- THE TASK -
Look through the data below for the string "JSON", and copy every line where it turns up.

- EXERCISE MATERIAL -
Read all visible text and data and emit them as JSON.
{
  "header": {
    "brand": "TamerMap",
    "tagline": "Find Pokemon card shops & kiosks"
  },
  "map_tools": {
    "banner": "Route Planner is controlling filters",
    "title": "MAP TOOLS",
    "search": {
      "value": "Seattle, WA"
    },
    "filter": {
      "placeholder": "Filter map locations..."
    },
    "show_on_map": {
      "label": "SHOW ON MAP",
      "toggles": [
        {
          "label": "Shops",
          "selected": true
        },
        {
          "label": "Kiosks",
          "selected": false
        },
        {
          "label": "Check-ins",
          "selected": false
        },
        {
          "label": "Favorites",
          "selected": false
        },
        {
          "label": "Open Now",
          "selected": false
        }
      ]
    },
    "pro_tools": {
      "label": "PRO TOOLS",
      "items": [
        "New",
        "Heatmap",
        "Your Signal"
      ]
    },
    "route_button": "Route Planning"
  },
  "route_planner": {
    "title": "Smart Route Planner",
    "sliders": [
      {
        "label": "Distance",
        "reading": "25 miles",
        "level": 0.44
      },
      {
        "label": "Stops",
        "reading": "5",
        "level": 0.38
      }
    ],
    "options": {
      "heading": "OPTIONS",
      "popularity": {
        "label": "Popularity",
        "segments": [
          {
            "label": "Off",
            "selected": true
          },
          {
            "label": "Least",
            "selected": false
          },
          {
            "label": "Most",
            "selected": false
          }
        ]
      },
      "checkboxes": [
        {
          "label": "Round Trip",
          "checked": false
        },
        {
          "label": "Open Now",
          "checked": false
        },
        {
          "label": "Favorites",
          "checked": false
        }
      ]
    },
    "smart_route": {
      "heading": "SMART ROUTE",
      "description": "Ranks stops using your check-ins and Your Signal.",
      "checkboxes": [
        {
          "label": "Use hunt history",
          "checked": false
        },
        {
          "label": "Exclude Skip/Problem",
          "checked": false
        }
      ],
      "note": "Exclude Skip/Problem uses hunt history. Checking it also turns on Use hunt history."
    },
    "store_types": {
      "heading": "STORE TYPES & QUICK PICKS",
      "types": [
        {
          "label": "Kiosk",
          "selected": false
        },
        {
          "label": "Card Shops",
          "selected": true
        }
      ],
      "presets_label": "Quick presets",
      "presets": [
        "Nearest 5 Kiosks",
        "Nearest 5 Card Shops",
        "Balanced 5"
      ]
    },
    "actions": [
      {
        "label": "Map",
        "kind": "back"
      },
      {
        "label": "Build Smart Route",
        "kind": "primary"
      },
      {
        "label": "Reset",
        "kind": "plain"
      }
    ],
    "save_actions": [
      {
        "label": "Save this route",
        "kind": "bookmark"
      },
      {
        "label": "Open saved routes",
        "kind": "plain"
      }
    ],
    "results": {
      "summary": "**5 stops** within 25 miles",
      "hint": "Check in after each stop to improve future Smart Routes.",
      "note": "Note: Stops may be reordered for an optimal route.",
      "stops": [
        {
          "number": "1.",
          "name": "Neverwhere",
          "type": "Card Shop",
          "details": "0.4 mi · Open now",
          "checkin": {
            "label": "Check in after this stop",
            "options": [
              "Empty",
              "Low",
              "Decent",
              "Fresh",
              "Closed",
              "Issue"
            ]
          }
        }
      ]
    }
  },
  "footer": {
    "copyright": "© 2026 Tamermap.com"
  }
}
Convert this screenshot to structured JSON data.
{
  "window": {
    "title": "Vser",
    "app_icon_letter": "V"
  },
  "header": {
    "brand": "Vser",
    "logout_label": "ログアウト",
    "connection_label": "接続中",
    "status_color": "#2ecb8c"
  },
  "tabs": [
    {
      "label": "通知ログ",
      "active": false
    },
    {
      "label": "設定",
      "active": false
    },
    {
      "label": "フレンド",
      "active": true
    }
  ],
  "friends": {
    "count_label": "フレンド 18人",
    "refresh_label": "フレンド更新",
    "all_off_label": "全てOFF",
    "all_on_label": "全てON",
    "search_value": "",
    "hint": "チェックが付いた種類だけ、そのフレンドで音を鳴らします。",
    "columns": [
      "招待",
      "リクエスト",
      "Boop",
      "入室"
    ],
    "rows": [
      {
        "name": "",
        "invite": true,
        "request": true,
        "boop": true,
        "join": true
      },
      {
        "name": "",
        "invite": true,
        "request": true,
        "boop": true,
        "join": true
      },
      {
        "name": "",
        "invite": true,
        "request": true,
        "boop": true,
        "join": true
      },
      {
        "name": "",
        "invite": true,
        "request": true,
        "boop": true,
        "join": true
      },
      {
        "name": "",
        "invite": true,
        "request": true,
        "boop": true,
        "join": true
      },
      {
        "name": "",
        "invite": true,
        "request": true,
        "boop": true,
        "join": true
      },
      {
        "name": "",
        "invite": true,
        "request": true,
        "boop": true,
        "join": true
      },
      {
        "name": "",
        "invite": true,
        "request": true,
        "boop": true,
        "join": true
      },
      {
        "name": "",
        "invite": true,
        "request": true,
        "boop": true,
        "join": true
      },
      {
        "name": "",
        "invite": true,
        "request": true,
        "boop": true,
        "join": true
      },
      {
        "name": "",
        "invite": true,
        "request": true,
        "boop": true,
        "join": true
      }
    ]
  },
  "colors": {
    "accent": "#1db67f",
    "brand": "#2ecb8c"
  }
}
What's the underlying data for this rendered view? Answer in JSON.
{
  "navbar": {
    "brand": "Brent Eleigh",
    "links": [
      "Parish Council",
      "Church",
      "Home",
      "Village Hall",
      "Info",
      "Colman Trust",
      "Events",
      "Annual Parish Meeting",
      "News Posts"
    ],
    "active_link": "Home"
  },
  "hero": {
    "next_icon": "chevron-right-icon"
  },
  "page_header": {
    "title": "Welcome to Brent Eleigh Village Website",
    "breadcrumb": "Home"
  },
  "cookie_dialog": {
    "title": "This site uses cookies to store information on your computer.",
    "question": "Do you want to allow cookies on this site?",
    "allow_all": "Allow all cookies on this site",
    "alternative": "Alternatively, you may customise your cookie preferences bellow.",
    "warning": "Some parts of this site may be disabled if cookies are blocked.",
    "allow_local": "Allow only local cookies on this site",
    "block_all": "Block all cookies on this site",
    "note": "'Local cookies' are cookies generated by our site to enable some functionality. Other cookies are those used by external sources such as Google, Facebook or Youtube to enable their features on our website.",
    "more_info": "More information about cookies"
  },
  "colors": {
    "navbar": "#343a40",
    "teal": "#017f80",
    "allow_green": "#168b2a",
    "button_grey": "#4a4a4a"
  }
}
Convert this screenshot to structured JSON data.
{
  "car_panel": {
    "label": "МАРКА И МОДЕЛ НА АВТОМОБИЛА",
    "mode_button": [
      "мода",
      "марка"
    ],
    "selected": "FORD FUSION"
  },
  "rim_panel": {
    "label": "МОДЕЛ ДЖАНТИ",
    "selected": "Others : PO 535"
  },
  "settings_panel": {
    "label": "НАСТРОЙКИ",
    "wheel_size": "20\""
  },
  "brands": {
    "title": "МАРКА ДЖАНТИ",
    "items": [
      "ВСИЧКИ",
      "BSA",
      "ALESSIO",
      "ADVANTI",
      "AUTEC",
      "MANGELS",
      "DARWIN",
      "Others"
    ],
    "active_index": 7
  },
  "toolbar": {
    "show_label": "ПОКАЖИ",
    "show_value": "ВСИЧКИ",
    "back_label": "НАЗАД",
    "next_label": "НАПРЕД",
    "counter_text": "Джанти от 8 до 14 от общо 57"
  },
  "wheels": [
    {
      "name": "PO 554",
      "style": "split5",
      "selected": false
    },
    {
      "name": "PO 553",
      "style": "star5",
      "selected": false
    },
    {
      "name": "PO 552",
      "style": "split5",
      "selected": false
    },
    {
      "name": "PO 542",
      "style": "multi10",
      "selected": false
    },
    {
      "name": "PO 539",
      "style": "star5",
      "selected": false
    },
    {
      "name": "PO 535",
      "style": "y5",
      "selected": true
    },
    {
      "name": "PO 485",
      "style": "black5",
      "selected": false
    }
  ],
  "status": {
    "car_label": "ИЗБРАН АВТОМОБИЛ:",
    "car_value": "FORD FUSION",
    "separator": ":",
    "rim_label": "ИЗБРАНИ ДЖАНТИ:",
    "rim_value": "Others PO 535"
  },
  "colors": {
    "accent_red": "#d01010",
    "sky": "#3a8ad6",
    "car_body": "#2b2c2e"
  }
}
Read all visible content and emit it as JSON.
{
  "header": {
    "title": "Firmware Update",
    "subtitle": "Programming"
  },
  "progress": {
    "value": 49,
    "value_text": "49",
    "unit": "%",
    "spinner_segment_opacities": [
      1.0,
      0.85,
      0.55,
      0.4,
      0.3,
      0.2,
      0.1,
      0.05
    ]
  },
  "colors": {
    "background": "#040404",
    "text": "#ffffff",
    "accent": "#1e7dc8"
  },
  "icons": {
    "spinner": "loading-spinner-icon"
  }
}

- EXPECTED ANSWER -
Read all visible text and data and emit them as JSON.
Convert this screenshot to structured JSON data.
What's the underlying data for this rendered view? Answer in JSON.
Convert this screenshot to structured JSON data.
Read all visible content and emit it as JSON.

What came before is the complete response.